Cabrera's supporters have vowed to "paralyze the country" with large-scale demonstrations if the electoral body's decision isn't reversed.
"If they do not do it, we are going to take over the international airport, the three ports of the country, the Supreme Electoral Tribunal, and all state institutions," said one MLP supporter. "We are Indigenous, we are Maya, and we can be out here for a month!"
\u201c#EUElecciones2023 Manifestantes amenazan con tomar el Aeropuerto Internacional La Aurora, los tres puertos del pa\u00eds y el TSE si no se inscribe al binomio presidencial del MLP | V\u00eda @noel_solis \n\n\ud83d\uddf3\ufe0f\ud83c\uddec\ud83c\uddf9 #Elecciones2023 #EleccionesGT #GUATEVOTA2023\u201d— Emisoras Unidas (@Emisoras Unidas) 1675357690
Daniel Zovatto, a political scientist and expert in Latin American elections, said the tribunal's ruling against the MLP presidential ticket amounts to an "electoral coup" that "vitiates the integrity and credibility" of the upcoming contest.
Rodas, a human rights champion, lamented in response to the decision that "democracy in Guatemala has taken another step back."

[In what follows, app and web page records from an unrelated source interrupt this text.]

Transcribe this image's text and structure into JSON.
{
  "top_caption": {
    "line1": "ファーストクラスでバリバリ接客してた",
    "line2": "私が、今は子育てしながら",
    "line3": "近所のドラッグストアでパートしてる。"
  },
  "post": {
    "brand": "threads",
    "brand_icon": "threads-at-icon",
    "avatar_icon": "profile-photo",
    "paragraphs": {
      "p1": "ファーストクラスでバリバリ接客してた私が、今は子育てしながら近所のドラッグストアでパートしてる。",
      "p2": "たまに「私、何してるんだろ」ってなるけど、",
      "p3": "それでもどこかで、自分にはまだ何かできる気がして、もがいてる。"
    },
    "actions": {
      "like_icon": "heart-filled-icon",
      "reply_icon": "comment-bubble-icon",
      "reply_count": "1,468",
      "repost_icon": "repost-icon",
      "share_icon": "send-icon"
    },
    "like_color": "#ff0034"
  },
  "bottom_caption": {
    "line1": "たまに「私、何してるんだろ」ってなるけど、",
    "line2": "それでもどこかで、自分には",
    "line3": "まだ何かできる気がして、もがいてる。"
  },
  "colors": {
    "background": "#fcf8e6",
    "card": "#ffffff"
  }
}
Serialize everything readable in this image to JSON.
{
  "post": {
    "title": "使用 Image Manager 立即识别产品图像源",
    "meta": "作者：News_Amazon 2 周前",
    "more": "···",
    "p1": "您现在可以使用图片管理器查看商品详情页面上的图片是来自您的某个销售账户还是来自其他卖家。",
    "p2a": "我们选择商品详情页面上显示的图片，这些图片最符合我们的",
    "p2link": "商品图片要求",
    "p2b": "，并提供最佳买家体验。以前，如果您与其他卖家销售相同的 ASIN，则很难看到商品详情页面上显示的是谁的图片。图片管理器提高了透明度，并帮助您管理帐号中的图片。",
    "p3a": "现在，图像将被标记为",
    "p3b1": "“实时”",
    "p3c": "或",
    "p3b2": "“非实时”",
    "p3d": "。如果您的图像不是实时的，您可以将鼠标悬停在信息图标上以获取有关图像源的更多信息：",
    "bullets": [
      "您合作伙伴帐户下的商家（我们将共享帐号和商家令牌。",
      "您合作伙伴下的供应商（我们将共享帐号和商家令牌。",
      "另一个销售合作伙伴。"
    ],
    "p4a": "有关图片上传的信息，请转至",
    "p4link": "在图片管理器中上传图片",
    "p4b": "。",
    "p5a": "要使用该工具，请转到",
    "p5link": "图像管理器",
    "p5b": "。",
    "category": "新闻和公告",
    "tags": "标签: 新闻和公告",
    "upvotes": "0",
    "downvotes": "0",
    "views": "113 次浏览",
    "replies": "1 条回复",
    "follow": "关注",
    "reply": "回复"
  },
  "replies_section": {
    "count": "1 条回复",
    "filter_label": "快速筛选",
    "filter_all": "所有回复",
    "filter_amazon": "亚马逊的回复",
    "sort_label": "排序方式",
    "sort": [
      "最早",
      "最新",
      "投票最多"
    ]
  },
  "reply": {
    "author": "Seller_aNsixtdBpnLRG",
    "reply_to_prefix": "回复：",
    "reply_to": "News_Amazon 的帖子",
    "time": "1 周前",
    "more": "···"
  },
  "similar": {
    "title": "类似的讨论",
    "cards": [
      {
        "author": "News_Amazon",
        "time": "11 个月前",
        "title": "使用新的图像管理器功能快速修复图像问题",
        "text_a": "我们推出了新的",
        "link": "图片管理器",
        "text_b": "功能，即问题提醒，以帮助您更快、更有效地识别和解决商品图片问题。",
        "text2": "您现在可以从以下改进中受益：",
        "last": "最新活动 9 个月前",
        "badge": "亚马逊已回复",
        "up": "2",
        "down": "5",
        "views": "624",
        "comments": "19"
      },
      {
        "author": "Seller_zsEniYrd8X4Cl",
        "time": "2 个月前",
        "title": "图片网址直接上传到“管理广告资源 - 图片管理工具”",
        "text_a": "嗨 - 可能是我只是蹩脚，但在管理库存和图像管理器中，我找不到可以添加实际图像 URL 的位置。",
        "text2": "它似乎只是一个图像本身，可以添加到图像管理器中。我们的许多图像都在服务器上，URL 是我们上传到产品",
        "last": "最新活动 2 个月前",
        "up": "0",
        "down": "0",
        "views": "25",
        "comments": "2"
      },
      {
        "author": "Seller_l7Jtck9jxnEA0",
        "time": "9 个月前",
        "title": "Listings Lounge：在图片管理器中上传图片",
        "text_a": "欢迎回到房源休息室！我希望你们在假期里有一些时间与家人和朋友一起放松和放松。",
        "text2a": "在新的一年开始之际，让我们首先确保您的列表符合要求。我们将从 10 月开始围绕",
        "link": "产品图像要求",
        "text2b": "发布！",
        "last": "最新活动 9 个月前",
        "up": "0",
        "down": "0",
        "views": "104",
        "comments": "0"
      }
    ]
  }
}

"They are afraid of the people and their sovereign decisions," he said.